Google AI scientist claims she was fired for highlighting bias in new paper

4 Dec 2020

Dr Timnit Gebru speaking at TechCrunch Disrupt 2018. Image: Kimberly White/Getty Images for TechCrunch

Dr Timnit Gebru, a black woman and prominent researcher into ethics in AI, said she was fired from Google for criticising the company’s diversity efforts.

Writing in an email to staff, a Google manager denied that the company fired its now former AI scientist and co-lead of its Ethical AI team, Dr Timnit Gebru, saying that she had offered her resignation.

Gebru claimed on Twitter on 3 December that she was fired from the company for criticising its diversity efforts in an email to colleagues. She also criticised the company over its approach to hiring minorities and not doing enough to stamp out biases in AI systems.

In the email – seen by The New York Times – she said she was frustrated with the lack of gender diversity in Google’s AI division and questioned whether the company was more critical of her efforts than those of different backgrounds.

“Your life starts getting worse when you start advocating for underrepresented people. You start making the other leaders upset,” Gebru wrote to colleagues. “There is no way more documents or more conversations will achieve anything.”

Gebru, along with fellow AI researcher Joy Buolamwini, was behind the landmark Gender Shades paper published in 2018 that – among other issues – showed some facial recognition systems were misclassifying black women as men.

Gebru was set to present a new paper co-written with both Google and non-Google staff at a computer science conference in March next year which, according to her, was not well received at Google. The paper, seen by The New York Times, included claims that a new type of language technology was created to tap into its search engine and scan hundreds of thousands of websites.

Respected ‘her decision to resign’

As many of these sites would include biased and hateful language, the paper said, the technology may end up generating significantly biased and hateful language. According to The New York Times, Google demanded that she either retract her name from the paper or pull it entirely, which Gebru refused.

After stating that she would resign after a certain amount of time if Google did not state why it wanted her to retract the paper, the company said it would not meet her demands and accepted her offer of resignation.

Gebru said that she was then immediately closed off from accessing any Google systems without warning or any conversations to confirm the resignation.
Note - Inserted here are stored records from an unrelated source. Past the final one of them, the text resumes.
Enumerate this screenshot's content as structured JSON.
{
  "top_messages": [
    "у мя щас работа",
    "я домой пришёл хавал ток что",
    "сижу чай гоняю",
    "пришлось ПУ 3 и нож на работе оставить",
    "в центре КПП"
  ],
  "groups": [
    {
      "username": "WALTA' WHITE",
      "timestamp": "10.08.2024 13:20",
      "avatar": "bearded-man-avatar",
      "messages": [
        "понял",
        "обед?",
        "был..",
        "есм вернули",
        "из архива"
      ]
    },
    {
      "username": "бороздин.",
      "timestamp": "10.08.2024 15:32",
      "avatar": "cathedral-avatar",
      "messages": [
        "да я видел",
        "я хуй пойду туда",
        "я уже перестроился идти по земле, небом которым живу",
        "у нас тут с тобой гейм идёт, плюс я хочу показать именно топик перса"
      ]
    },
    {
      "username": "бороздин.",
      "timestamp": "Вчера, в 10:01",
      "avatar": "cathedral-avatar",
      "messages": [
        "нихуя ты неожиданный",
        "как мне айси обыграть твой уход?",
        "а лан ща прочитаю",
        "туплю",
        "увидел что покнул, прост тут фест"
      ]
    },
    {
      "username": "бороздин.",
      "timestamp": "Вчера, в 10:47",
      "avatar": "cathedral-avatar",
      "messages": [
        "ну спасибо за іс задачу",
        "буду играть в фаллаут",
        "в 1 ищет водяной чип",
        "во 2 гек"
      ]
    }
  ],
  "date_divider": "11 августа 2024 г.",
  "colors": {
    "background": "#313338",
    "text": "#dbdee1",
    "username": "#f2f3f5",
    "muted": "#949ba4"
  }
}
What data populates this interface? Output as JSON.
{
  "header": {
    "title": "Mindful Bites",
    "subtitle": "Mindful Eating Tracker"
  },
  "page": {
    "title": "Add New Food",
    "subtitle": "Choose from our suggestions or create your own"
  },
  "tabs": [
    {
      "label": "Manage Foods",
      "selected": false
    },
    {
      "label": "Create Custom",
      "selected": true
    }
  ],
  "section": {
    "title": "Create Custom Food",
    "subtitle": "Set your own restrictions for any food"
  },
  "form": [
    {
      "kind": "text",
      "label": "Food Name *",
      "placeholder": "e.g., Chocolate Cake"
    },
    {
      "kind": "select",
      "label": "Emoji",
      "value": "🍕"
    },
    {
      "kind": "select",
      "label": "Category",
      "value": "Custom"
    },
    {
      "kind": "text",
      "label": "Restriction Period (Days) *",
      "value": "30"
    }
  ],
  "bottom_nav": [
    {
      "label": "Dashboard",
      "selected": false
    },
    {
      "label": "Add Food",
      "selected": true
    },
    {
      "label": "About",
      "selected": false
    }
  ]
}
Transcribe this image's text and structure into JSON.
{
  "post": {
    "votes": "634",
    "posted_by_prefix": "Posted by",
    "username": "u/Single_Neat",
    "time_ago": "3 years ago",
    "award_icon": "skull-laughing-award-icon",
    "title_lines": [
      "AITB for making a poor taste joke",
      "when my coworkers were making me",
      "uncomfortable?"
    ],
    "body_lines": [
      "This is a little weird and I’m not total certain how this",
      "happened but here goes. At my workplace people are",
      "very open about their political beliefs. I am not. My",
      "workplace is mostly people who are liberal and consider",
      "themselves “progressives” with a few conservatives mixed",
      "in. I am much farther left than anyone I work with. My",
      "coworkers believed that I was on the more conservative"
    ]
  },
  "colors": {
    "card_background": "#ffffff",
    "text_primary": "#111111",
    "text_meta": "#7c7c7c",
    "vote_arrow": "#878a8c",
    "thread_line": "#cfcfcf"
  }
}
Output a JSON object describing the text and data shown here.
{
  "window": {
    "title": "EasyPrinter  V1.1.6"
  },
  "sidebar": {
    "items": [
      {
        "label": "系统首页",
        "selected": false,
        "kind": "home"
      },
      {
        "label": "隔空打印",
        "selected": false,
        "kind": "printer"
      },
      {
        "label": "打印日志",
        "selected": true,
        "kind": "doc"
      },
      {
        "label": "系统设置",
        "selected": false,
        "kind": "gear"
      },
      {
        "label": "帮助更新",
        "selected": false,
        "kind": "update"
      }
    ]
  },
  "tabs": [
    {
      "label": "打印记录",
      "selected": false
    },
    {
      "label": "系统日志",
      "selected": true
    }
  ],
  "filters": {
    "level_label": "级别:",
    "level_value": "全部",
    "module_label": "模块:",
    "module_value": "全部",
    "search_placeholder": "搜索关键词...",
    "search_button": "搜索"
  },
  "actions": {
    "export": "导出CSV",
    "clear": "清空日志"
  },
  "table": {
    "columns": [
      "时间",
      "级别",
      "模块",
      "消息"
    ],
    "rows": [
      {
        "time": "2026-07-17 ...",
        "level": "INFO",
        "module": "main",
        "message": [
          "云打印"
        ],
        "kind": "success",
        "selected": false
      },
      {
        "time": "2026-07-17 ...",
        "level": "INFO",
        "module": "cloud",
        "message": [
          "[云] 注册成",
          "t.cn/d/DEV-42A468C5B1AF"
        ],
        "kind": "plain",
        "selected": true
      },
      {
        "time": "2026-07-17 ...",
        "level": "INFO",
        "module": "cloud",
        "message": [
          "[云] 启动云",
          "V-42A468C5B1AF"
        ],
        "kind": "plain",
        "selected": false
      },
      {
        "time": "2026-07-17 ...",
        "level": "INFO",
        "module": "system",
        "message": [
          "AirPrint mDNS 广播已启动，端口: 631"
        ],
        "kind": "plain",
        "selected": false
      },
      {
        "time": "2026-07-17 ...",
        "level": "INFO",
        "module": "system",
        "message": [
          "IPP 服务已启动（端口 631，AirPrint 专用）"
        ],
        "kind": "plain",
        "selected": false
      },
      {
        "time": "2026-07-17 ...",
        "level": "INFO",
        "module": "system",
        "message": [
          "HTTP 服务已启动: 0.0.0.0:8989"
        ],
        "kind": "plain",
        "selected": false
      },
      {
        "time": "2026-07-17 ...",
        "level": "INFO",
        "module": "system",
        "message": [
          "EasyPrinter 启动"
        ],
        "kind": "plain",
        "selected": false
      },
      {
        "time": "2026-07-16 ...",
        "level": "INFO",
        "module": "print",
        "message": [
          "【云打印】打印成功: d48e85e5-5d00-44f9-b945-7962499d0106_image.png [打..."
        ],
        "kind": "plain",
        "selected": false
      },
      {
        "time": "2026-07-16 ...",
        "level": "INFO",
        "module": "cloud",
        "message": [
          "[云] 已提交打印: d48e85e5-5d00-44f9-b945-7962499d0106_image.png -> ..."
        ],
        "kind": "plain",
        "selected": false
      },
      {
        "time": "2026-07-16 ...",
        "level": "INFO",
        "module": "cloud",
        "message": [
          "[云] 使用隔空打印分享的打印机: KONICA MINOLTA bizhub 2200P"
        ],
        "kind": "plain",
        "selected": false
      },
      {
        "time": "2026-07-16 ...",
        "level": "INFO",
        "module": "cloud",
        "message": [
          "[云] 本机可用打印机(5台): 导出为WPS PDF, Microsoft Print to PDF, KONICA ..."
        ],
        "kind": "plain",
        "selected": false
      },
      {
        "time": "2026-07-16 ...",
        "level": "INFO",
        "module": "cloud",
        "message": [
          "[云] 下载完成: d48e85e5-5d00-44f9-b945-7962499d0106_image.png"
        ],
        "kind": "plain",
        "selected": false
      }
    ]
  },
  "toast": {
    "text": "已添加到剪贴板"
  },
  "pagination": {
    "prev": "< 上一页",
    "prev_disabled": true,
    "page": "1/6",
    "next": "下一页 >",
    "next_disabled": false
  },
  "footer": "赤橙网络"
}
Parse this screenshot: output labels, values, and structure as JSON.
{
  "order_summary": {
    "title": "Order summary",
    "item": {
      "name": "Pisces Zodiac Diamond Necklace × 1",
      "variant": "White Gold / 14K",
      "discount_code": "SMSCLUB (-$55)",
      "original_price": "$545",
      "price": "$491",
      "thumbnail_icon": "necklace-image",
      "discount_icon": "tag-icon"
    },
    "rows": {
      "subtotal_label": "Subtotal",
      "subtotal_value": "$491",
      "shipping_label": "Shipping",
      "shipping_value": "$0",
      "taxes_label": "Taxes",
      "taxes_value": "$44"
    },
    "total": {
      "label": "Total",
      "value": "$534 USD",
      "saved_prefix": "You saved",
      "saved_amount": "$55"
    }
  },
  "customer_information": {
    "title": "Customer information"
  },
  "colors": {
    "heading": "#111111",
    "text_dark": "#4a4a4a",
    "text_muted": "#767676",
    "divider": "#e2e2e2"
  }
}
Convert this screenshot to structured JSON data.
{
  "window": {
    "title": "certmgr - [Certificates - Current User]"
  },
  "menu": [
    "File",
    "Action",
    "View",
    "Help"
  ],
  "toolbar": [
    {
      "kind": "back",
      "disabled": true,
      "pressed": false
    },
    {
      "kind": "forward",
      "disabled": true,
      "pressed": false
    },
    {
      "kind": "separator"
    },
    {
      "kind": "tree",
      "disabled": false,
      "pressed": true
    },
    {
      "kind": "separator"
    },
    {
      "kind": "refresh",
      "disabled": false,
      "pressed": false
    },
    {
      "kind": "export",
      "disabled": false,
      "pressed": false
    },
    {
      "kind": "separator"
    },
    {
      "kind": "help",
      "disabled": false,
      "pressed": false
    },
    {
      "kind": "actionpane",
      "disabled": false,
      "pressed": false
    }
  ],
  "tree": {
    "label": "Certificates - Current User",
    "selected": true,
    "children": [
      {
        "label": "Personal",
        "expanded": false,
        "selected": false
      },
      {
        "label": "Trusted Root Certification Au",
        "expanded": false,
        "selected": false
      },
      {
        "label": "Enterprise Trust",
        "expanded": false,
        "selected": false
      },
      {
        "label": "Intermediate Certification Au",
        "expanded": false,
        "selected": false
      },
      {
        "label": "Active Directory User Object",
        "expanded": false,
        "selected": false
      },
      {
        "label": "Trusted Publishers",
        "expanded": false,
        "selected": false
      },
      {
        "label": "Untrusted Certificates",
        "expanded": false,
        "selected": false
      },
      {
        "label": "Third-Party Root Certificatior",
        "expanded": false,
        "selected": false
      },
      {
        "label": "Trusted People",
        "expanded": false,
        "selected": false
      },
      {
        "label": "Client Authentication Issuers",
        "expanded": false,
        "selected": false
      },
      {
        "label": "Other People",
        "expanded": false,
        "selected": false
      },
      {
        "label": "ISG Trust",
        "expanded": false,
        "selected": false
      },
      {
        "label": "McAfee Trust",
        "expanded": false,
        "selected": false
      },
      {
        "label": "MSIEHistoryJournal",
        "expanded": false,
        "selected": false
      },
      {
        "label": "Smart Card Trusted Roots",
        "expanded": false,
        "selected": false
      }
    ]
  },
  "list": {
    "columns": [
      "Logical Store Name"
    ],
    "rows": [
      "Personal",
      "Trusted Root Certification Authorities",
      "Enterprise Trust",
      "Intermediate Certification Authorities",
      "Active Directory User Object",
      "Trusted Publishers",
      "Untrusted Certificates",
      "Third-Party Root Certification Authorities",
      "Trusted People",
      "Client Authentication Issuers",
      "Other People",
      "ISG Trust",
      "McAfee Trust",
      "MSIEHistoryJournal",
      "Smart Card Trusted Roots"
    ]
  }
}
The head of Google’s AI unit, Jeff Dean, wrote an email to staff saying that the company respected “her decision to resign”. Dean also claimed that Gebru’s paper “ignored too much relevant research” that he claimed has shown improvements in AI made in recent years.

‘The amount of disrespect is incredible’

Responding to news last week that Google rejected her paper, Gebru posted on Twitter: “Nothing like a bunch of privileged white men trying to squash research by marginalised communities for marginalised communities by ordering them to stop with zero conversation. The amount of disrespect is incredible.”

Aside from Dean’s email being made public, Google has refused to officially comment on the matter.

Following the news, almost 1,000 Google staff and supports in academics and industry signed a letter of support for Gebru saying that her being cut off from Google has “overthrown a working understanding of what kind of research Google will permit” and is a “moment of reckoning” for the company.

“As we know, Dr Gebru is one of the few people exerting pressure from the inside against the unethical and undemocratic incursion of powerful and biased technologies into our daily lives,” wrote the Google Walkout for Real Change group. “This is a public service, and its importance cannot be overstated. Google’s retaliation against Dr Gebru, and its move to silence this work, concerns us all.”

Colm Gorey was a senior journalist with Silicon Republic